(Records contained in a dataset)

╔══

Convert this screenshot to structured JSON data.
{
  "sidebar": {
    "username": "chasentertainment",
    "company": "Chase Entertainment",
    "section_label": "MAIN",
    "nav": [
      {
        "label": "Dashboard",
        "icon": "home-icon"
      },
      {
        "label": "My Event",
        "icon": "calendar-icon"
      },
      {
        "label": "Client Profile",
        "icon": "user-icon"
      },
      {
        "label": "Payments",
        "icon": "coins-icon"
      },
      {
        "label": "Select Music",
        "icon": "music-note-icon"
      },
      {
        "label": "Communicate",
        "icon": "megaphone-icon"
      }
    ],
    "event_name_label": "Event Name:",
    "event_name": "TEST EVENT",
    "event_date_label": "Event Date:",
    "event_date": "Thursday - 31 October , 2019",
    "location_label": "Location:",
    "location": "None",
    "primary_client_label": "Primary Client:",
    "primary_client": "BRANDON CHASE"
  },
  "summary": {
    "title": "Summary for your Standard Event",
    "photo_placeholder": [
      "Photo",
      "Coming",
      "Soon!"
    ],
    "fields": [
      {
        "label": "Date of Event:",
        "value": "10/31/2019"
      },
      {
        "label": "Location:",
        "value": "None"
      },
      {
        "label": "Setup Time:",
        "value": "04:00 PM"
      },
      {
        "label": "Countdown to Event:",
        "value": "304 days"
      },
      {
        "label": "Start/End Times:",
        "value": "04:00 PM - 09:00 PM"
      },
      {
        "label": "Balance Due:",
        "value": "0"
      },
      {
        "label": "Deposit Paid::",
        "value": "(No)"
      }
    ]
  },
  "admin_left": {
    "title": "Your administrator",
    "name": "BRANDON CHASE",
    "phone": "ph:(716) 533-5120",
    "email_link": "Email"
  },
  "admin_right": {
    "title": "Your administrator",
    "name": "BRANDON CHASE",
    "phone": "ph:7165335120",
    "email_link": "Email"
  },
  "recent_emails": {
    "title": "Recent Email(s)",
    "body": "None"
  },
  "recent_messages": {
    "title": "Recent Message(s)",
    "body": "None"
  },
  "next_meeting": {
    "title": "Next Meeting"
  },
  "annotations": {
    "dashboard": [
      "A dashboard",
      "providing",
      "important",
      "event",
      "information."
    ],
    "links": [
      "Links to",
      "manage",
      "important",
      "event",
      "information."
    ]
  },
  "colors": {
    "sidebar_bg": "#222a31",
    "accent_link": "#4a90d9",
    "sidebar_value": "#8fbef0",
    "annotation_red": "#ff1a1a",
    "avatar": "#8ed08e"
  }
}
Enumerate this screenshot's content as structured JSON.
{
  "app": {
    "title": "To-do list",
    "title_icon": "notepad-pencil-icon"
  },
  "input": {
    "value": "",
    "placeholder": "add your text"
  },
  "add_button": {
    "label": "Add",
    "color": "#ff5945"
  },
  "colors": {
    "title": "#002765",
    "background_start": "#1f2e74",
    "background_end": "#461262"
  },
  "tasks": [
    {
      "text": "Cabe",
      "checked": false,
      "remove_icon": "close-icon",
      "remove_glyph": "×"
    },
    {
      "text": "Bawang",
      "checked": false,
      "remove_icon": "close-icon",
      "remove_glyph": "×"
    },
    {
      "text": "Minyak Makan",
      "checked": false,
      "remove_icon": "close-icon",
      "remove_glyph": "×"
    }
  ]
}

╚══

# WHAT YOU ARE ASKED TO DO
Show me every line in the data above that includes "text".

# ANSWER BELOW
    "placeholder": "add your text"
      "text": "Cabe",
      "text": "Bawang",
      "text": "Minyak Makan",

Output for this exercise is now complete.